Look through the listing below for the word "Ctrl" and copy every line where it occurs.
-------------------------
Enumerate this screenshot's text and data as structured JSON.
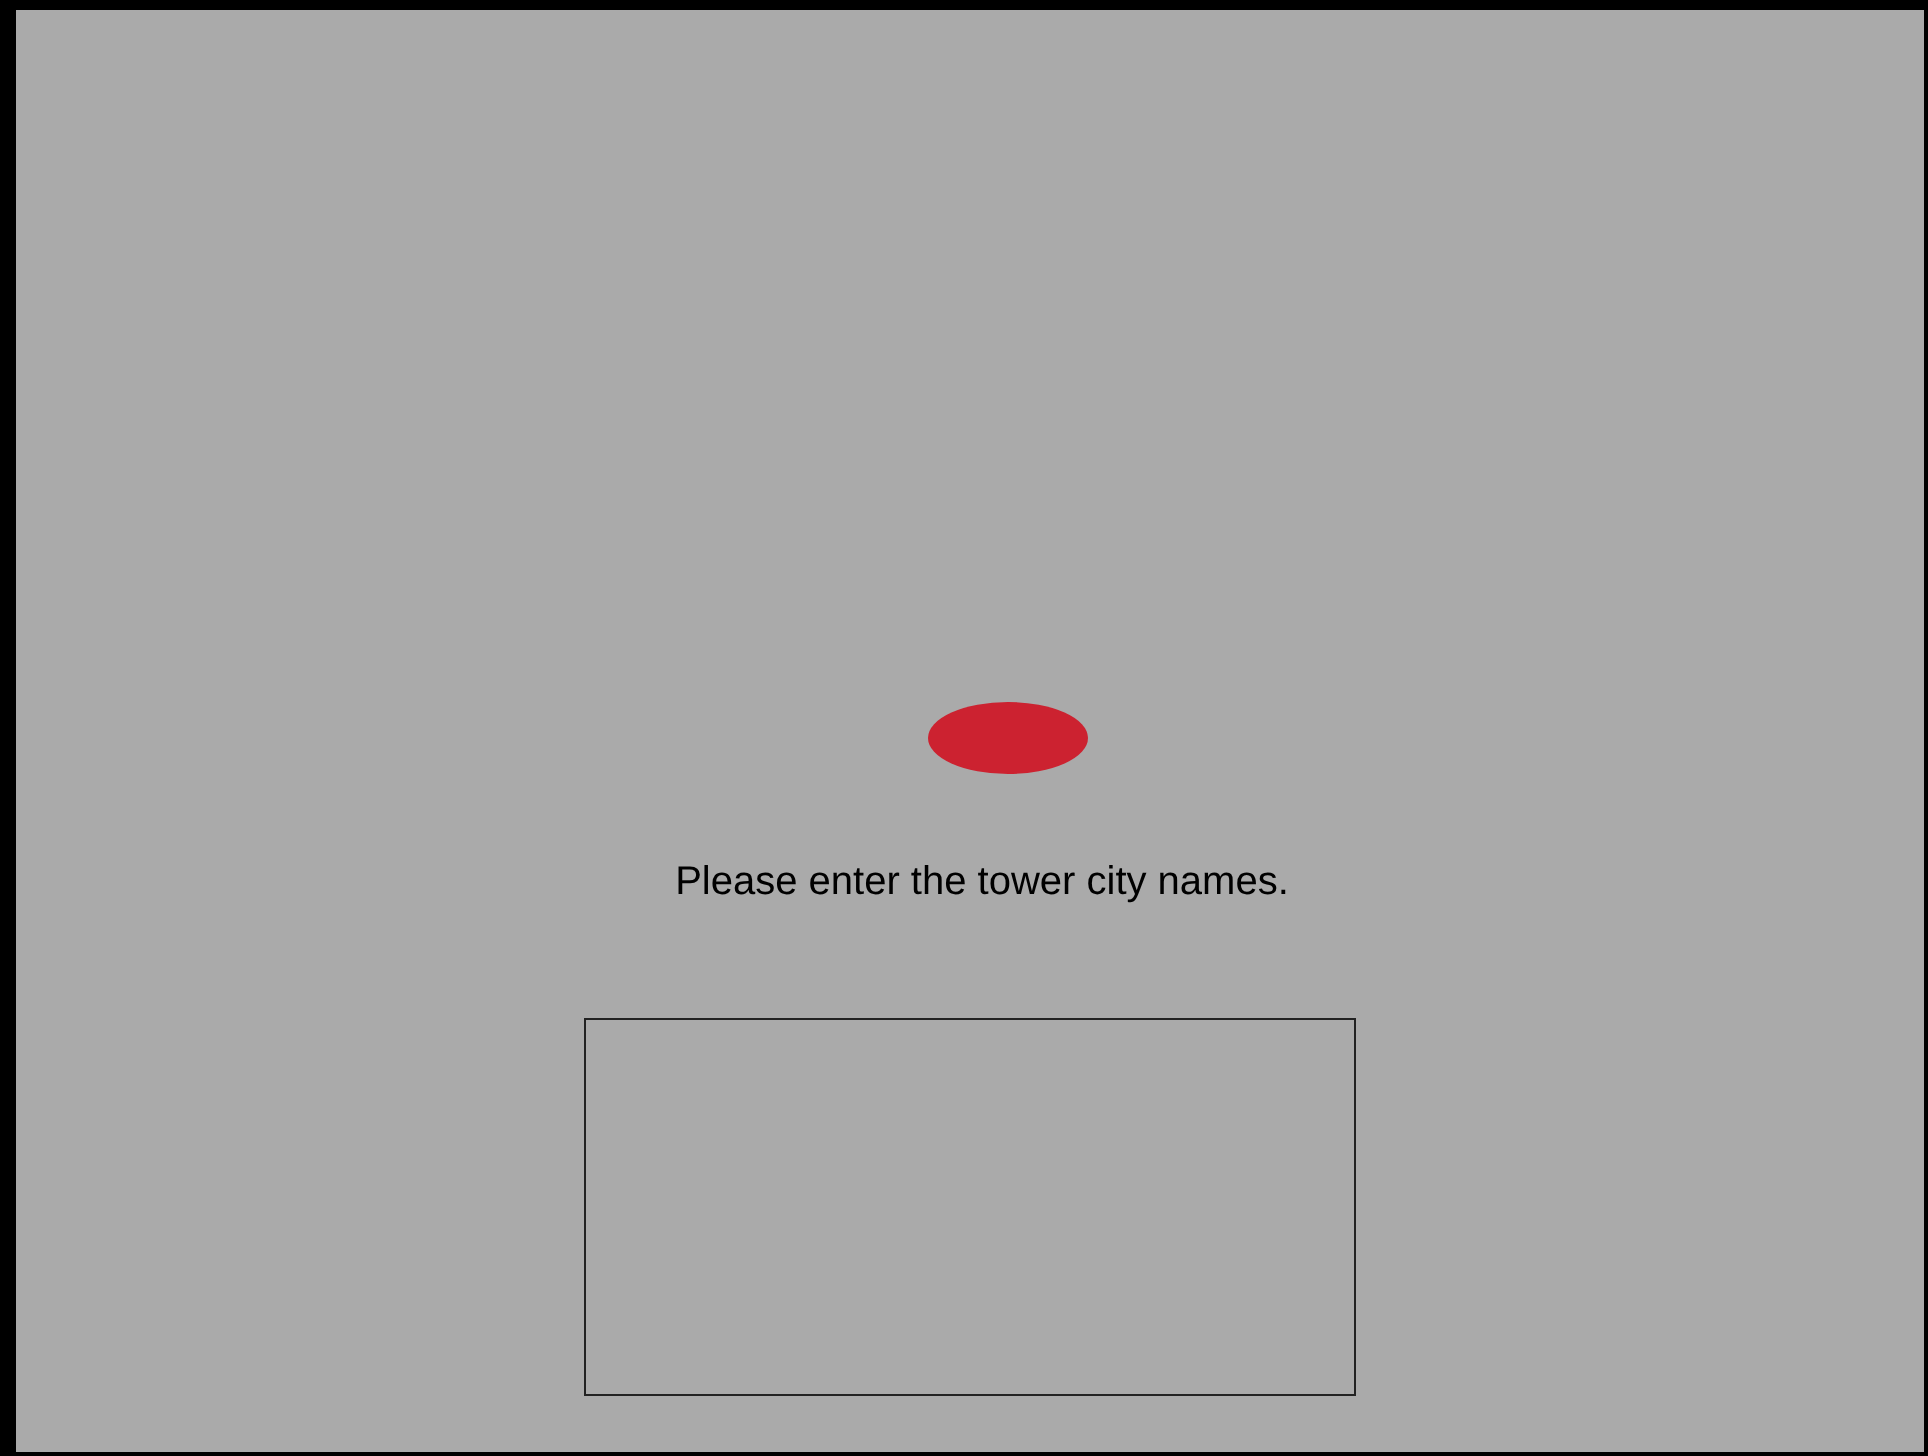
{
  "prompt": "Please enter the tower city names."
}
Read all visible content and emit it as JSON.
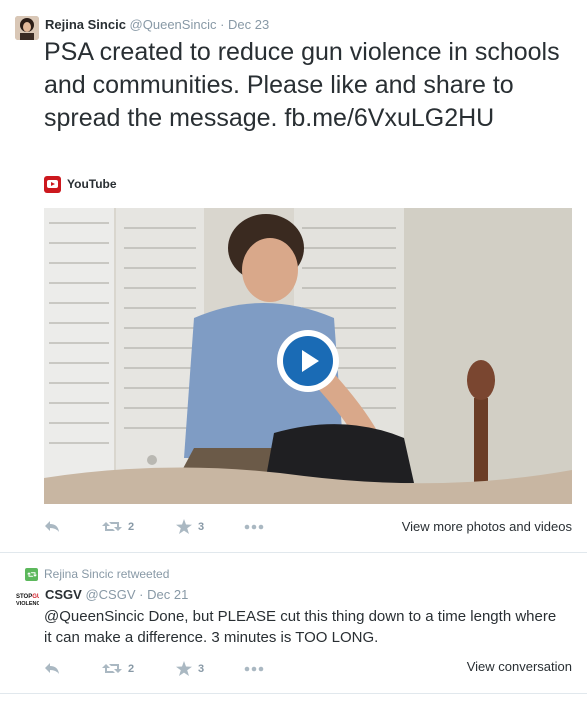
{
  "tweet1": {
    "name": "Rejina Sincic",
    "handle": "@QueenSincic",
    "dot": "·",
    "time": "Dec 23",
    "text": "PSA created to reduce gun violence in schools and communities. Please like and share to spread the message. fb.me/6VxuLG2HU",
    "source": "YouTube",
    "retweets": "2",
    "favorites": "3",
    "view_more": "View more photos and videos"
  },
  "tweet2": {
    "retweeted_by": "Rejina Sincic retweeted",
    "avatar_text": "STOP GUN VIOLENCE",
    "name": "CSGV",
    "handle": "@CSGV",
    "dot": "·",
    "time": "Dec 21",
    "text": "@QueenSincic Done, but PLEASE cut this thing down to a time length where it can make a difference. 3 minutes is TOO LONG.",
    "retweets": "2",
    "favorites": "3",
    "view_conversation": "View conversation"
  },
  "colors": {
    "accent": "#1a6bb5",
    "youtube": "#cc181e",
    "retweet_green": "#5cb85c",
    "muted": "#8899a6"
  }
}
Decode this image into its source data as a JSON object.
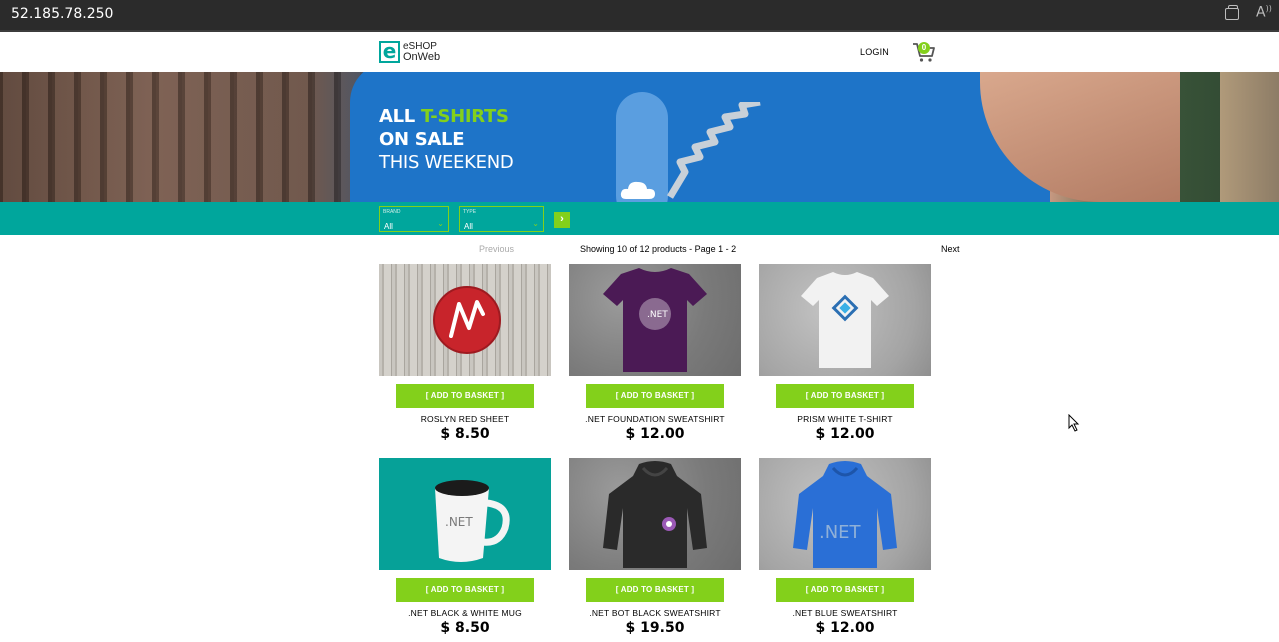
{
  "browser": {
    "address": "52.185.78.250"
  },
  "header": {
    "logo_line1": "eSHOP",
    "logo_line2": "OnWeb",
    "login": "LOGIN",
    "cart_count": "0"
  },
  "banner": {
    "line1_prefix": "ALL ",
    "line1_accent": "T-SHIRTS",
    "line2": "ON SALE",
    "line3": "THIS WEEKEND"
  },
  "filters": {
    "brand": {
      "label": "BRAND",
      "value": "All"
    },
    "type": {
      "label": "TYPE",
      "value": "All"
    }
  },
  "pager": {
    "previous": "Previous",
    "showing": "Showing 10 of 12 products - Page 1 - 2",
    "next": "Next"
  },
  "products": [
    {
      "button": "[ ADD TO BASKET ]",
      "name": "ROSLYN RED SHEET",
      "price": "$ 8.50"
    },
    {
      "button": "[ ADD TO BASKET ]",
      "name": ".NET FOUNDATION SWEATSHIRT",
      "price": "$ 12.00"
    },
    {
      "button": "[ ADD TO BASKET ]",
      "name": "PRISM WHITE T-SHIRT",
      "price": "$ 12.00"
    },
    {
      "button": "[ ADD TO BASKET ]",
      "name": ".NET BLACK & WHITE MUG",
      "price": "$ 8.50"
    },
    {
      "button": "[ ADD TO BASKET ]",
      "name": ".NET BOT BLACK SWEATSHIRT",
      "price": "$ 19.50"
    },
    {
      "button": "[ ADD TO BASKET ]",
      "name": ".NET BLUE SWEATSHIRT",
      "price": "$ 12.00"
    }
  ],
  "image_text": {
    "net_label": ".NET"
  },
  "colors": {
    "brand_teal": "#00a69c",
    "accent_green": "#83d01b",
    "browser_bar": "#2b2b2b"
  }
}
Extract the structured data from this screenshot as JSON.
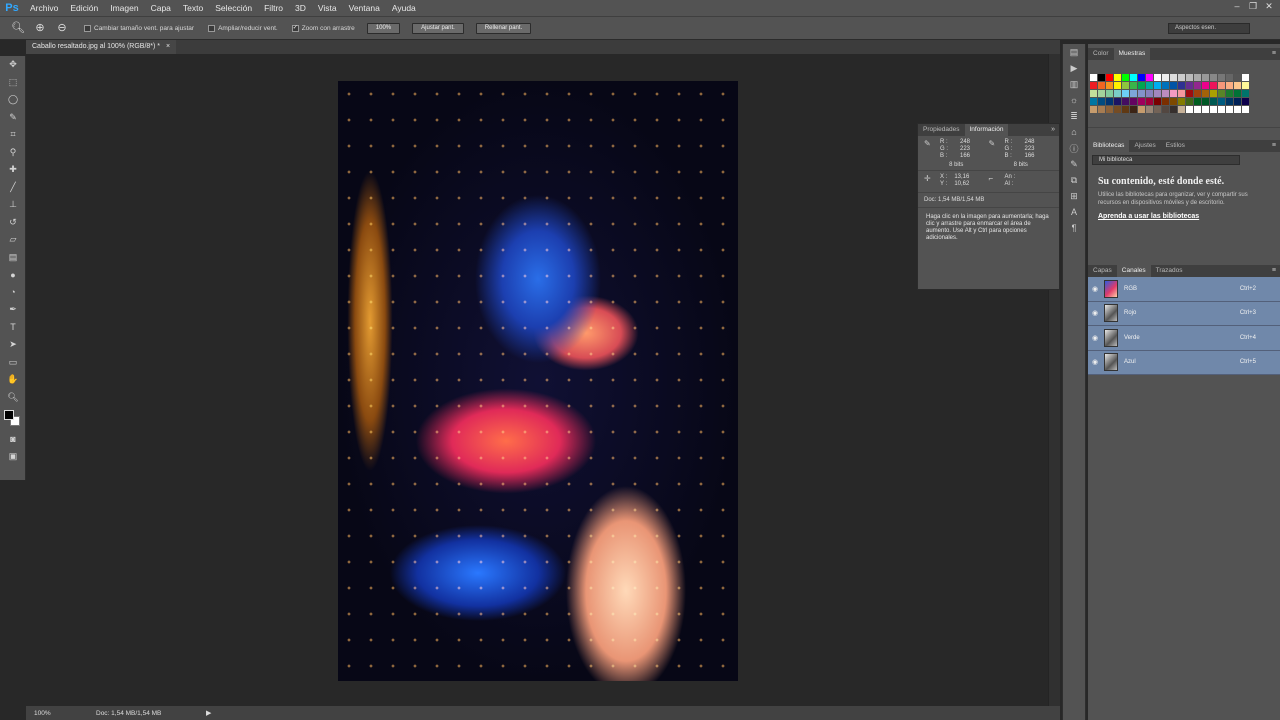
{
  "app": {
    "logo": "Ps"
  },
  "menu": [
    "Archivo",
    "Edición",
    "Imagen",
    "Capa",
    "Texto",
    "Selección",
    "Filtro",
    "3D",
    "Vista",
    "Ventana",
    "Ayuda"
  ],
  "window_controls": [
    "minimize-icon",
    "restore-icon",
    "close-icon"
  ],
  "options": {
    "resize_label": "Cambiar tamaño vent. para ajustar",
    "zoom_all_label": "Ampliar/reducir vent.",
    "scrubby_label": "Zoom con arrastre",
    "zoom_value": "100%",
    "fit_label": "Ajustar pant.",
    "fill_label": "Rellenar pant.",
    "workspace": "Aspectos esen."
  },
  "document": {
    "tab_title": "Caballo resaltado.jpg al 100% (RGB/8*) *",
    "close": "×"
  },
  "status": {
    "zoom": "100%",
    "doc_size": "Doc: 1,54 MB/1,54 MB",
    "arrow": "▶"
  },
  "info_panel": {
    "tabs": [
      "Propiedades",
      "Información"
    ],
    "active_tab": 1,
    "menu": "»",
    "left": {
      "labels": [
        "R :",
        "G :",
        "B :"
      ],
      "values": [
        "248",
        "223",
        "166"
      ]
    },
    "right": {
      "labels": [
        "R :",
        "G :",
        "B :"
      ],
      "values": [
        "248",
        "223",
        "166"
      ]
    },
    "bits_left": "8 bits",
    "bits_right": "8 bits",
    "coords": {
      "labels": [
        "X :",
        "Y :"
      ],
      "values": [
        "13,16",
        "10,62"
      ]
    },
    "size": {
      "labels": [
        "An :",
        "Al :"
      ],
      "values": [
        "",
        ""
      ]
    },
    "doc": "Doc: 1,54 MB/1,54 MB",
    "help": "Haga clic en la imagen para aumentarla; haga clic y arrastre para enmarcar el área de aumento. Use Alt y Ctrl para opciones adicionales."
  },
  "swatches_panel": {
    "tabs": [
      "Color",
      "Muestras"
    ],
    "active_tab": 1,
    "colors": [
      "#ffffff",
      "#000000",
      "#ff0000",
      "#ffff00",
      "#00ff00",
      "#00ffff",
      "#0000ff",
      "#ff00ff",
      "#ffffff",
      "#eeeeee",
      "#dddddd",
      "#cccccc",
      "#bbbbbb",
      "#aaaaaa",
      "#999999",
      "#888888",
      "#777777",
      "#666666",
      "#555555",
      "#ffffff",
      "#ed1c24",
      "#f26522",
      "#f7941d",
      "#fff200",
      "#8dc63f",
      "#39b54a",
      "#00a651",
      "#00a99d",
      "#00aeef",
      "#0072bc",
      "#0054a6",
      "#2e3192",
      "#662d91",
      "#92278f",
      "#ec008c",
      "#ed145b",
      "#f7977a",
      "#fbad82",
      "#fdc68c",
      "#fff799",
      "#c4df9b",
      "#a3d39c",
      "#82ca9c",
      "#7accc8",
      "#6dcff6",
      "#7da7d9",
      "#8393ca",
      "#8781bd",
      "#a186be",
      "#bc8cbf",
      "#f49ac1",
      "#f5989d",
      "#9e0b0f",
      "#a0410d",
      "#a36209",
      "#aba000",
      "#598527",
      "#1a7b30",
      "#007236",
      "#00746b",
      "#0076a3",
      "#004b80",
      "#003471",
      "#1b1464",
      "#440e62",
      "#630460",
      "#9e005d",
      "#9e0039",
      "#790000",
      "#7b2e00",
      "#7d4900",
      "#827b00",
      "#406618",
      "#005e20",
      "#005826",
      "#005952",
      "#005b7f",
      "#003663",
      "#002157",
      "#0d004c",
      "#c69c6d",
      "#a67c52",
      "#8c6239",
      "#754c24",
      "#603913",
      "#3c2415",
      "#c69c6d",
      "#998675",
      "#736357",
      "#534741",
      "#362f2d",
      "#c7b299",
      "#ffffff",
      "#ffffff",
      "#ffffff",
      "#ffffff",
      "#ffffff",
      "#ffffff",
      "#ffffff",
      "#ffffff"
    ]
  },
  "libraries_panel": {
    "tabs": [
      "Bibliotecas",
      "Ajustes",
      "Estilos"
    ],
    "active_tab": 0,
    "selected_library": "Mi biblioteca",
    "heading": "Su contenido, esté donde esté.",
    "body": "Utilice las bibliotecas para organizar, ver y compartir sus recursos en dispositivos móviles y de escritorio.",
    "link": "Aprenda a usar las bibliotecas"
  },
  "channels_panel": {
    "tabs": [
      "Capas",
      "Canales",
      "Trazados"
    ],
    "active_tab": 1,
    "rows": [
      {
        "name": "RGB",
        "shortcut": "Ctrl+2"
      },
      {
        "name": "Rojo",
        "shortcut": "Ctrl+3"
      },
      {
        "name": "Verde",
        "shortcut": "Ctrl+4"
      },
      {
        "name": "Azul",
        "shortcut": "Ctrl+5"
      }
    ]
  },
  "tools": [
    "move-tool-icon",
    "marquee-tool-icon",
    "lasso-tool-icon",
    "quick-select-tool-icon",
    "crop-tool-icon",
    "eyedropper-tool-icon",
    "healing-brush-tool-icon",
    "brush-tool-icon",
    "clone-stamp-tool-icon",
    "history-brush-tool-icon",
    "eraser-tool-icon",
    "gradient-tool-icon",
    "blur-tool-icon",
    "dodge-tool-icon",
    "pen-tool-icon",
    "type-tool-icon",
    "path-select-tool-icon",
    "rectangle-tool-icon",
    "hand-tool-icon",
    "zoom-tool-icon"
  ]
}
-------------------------
- _RESPONSE TO THIS TASK_:
    "help": "Haga clic en la imagen para aumentarla; haga clic y arrastre para enmarcar el área de aumento. Use Alt y Ctrl para opciones adicionales."
        "shortcut": "Ctrl+2"
        "shortcut": "Ctrl+3"
        "shortcut": "Ctrl+4"
        "shortcut": "Ctrl+5"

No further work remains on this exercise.